(WORK REQUEST) All the data should be printed again exactly as written.

(Dataset items)
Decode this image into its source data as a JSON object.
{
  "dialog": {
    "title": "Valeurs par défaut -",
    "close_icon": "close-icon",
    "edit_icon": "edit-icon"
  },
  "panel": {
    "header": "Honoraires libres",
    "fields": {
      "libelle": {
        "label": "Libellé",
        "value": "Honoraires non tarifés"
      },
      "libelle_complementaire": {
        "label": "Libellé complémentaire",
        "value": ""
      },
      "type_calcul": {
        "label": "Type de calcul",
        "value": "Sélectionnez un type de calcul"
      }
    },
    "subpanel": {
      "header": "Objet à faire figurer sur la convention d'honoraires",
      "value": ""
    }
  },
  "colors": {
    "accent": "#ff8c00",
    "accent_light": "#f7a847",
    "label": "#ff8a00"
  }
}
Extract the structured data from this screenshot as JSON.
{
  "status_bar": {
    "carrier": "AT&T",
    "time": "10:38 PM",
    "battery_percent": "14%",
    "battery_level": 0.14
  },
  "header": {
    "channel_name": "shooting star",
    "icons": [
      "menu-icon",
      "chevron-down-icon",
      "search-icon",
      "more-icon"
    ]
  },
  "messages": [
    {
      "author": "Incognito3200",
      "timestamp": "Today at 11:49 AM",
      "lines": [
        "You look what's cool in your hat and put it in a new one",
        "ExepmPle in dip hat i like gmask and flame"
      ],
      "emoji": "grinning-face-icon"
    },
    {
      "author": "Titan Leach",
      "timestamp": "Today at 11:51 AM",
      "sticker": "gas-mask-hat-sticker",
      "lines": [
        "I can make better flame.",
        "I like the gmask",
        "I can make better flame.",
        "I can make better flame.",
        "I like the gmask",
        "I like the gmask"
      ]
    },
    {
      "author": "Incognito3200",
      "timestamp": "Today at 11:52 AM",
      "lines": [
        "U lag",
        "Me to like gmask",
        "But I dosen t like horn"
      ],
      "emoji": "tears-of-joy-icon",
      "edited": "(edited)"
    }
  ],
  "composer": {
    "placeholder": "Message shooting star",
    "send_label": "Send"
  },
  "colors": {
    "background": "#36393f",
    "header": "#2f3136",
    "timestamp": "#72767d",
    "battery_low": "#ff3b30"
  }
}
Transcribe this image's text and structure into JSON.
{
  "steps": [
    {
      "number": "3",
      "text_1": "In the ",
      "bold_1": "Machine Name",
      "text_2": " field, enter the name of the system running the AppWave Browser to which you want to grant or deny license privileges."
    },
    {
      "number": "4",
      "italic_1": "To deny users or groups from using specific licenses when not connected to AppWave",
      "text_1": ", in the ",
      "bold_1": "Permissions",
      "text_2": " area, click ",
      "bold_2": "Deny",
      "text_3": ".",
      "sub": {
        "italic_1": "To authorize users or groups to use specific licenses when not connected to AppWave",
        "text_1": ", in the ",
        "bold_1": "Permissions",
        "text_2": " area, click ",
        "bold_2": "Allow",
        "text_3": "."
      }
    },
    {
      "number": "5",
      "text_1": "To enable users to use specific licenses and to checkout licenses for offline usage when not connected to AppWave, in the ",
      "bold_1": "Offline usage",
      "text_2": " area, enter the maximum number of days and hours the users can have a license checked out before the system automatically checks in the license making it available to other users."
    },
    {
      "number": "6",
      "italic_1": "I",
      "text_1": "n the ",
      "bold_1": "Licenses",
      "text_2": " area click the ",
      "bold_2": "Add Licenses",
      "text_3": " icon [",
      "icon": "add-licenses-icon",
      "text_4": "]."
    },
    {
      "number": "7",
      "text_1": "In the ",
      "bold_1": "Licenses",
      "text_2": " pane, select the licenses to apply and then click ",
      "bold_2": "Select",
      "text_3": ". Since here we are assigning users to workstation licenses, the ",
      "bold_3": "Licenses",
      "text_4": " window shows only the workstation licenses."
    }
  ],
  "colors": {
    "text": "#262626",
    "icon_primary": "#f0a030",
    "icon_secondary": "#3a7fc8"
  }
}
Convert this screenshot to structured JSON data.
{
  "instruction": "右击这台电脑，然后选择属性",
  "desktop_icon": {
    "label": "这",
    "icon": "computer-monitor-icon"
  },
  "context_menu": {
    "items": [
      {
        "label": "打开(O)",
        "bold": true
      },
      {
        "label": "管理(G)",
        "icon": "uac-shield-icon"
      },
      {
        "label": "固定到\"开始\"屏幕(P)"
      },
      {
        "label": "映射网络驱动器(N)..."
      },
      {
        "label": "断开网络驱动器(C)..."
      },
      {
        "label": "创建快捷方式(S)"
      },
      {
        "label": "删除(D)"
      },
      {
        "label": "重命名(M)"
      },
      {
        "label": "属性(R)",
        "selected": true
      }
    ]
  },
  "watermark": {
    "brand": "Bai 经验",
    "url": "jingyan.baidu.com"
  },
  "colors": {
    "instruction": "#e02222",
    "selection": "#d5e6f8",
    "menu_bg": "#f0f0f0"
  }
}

(RESULT OF THE EXERCISE)
Decode this image into its source data as a JSON object.
{
  "dialog": {
    "title": "Valeurs par défaut -",
    "close_icon": "close-icon",
    "edit_icon": "edit-icon"
  },
  "panel": {
    "header": "Honoraires libres",
    "fields": {
      "libelle": {
        "label": "Libellé",
        "value": "Honoraires non tarifés"
      },
      "libelle_complementaire": {
        "label": "Libellé complémentaire",
        "value": ""
      },
      "type_calcul": {
        "label": "Type de calcul",
        "value": "Sélectionnez un type de calcul"
      }
    },
    "subpanel": {
      "header": "Objet à faire figurer sur la convention d'honoraires",
      "value": ""
    }
  },
  "colors": {
    "accent": "#ff8c00",
    "accent_light": "#f7a847",
    "label": "#ff8a00"
  }
}
Extract the structured data from this screenshot as JSON.
{
  "status_bar": {
    "carrier": "AT&T",
    "time": "10:38 PM",
    "battery_percent": "14%",
    "battery_level": 0.14
  },
  "header": {
    "channel_name": "shooting star",
    "icons": [
      "menu-icon",
      "chevron-down-icon",
      "search-icon",
      "more-icon"
    ]
  },
  "messages": [
    {
      "author": "Incognito3200",
      "timestamp": "Today at 11:49 AM",
      "lines": [
        "You look what's cool in your hat and put it in a new one",
        "ExepmPle in dip hat i like gmask and flame"
      ],
      "emoji": "grinning-face-icon"
    },
    {
      "author": "Titan Leach",
      "timestamp": "Today at 11:51 AM",
      "sticker": "gas-mask-hat-sticker",
      "lines": [
        "I can make better flame.",
        "I like the gmask",
        "I can make better flame.",
        "I can make better flame.",
        "I like the gmask",
        "I like the gmask"
      ]
    },
    {
      "author": "Incognito3200",
      "timestamp": "Today at 11:52 AM",
      "lines": [
        "U lag",
        "Me to like gmask",
        "But I dosen t like horn"
      ],
      "emoji": "tears-of-joy-icon",
      "edited": "(edited)"
    }
  ],
  "composer": {
    "placeholder": "Message shooting star",
    "send_label": "Send"
  },
  "colors": {
    "background": "#36393f",
    "header": "#2f3136",
    "timestamp": "#72767d",
    "battery_low": "#ff3b30"
  }
}
Transcribe this image's text and structure into JSON.
{
  "steps": [
    {
      "number": "3",
      "text_1": "In the ",
      "bold_1": "Machine Name",
      "text_2": " field, enter the name of the system running the AppWave Browser to which you want to grant or deny license privileges."
    },
    {
      "number": "4",
      "italic_1": "To deny users or groups from using specific licenses when not connected to AppWave",
      "text_1": ", in the ",
      "bold_1": "Permissions",
      "text_2": " area, click ",
      "bold_2": "Deny",
      "text_3": ".",
      "sub": {
        "italic_1": "To authorize users or groups to use specific licenses when not connected to AppWave",
        "text_1": ", in the ",
        "bold_1": "Permissions",
        "text_2": " area, click ",
        "bold_2": "Allow",
        "text_3": "."
      }
    },
    {
      "number": "5",
      "text_1": "To enable users to use specific licenses and to checkout licenses for offline usage when not connected to AppWave, in the ",
      "bold_1": "Offline usage",
      "text_2": " area, enter the maximum number of days and hours the users can have a license checked out before the system automatically checks in the license making it available to other users."
    },
    {
      "number": "6",
      "italic_1": "I",
      "text_1": "n the ",
      "bold_1": "Licenses",
      "text_2": " area click the ",
      "bold_2": "Add Licenses",
      "text_3": " icon [",
      "icon": "add-licenses-icon",
      "text_4": "]."
    },
    {
      "number": "7",
      "text_1": "In the ",
      "bold_1": "Licenses",
      "text_2": " pane, select the licenses to apply and then click ",
      "bold_2": "Select",
      "text_3": ". Since here we are assigning users to workstation licenses, the ",
      "bold_3": "Licenses",
      "text_4": " window shows only the workstation licenses."
    }
  ],
  "colors": {
    "text": "#262626",
    "icon_primary": "#f0a030",
    "icon_secondary": "#3a7fc8"
  }
}
Convert this screenshot to structured JSON data.
{
  "instruction": "右击这台电脑，然后选择属性",
  "desktop_icon": {
    "label": "这",
    "icon": "computer-monitor-icon"
  },
  "context_menu": {
    "items": [
      {
        "label": "打开(O)",
        "bold": true
      },
      {
        "label": "管理(G)",
        "icon": "uac-shield-icon"
      },
      {
        "label": "固定到\"开始\"屏幕(P)"
      },
      {
        "label": "映射网络驱动器(N)..."
      },
      {
        "label": "断开网络驱动器(C)..."
      },
      {
        "label": "创建快捷方式(S)"
      },
      {
        "label": "删除(D)"
      },
      {
        "label": "重命名(M)"
      },
      {
        "label": "属性(R)",
        "selected": true
      }
    ]
  },
  "watermark": {
    "brand": "Bai 经验",
    "url": "jingyan.baidu.com"
  },
  "colors": {
    "instruction": "#e02222",
    "selection": "#d5e6f8",
    "menu_bg": "#f0f0f0"
  }
}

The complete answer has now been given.